Our strengths not only lie in traditional textiles but also in technical textiles which are utilised in the automotive, medical, and aerospace industries. The technical textile sector contributes £2 billion to the UK economy and it is only set to increase. Considering our success within the aerospace industry and the talent that already exists within the Northern Ireland Advanced Composite and Engineering Centre, we are certainly equipped to foster growth in this sector. Steve Kay, Managing Director of North West Texnet, a hub for UK advanced flexible materials based in Manchester has stated that, ‘Technical Textiles have been growing in importance to the economy in recent years. This importance is likely to increase as awareness about the functionality and potential of technical textiles brings more buyers to the market’. NW Texnet has helped drive the technical textile sector forward through facilitating collaborative initiatives and Research and Development projects. The potential for Northern Ireland companies to work with NW Texnet represents an opportunity to share and gain essential knowledge which would only benefit our textile industry.

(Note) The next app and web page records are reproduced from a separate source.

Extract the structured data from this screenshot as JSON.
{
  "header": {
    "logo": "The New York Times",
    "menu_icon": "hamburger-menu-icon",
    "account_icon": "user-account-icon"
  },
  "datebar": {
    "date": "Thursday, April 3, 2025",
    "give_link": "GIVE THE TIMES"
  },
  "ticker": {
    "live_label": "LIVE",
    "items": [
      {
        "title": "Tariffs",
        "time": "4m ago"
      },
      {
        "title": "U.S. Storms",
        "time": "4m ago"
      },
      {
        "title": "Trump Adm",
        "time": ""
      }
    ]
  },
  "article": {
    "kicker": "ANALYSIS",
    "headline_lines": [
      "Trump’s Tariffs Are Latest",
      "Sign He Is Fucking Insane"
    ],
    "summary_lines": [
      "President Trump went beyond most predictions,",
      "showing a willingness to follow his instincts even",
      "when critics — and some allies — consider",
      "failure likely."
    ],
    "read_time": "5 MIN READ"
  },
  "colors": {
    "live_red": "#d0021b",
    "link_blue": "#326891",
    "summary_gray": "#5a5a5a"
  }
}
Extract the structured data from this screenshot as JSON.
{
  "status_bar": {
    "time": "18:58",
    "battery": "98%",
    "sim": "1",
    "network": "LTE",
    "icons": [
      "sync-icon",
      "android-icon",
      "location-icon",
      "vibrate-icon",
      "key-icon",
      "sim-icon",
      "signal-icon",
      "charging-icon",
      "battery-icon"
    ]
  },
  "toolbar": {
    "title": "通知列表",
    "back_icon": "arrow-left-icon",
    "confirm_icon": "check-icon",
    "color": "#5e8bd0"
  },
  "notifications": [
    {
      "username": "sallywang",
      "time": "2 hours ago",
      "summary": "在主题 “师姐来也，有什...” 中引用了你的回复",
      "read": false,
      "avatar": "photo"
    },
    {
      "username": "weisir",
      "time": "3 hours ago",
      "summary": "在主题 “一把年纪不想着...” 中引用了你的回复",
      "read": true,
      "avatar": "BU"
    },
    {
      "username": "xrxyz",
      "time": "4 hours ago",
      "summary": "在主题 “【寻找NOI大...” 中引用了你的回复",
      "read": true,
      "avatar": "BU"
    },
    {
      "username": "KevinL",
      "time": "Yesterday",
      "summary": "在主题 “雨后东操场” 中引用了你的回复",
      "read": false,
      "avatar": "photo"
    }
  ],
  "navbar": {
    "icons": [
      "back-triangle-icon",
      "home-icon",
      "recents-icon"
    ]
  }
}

The technical textile sector is not only an opportunity for Northern Ireland, but a necessity. Covid-19 has exposed the weaknesses inherent within overseas supply chains. The difficulty in acquiring PPE was clearly apparent and we must ensure that this is addressed. Kieran Kennedy, Managing Director of O’Neills has said, ‘If we are to learn anything from this pandemic, it is the necessity for preparedness by investing in our local textile industries. There is a significant opportunity to reinvest in the textile industry and create much needed sustainable long-term employment’.

Indeed, whilst the pandemic has been incredibly difficult, it also provides an opportune moment to have in-depth discussions surrounding the opportunities that re-shoring presents. Companies such as Doc Martens had already increased production in the UK before the pandemic, investing £2 million into its Northampton factory. According to a survey by Make it British, 50% of UK manufacturers have reported an increase in new business enquiries due to supply difficulties created by Covid-19. With Covid-19 highlighting the need for reliable supply chains, now is an opportune time to pursue re-shoring manufacturing facilities.

Opportunities for the textile industry are also developing following the UK’s exit from the European Union. The UK-Japan Free Trade agreement is just one example of how the industry will benefit from tariff reductions. Indeed, Northern Ireland must take advantage of our unique position in the UK going forward. Rose Mary Stalker, Chair of Invest Northern Ireland stated that, ‘People are starting to realise that if you are setting up a manufacturing business, Northern Ireland may well be the place to do it’. Whilst we may be a small country, we hold a direct opportunity to capitalise on our skills to create significant export opportunities which will benefit our economy going forward.

The story of the textile industry has clearly not ended. Indeed, the next chapter is still unfolding. The future of the industry will see greater growth and interest in the utilisation of smart textiles. One of the fastest growing markets in the world, smart textiles are a new generation of materials which can sense and react to their environment. Research and Development is pushing this sector forward rapidly. One example here in Northern Ireland is the collaboration between Ulster University and Bioflex Yarns ltd to develop a moisture and temperature regulating fabric for people with diabetes.

Textiles were the foundation of the Industrial Revolution in Northern Ireland. Whilst it was once labelled as a ‘dying industry’ it is clear this is no longer the case. Indeed, having previously worked in the sector for many years, I continue to be awed by the industry’s resilience and versatility. Textiles played a vital part in Northern Ireland’s history and I believe they will again play a key part in our future.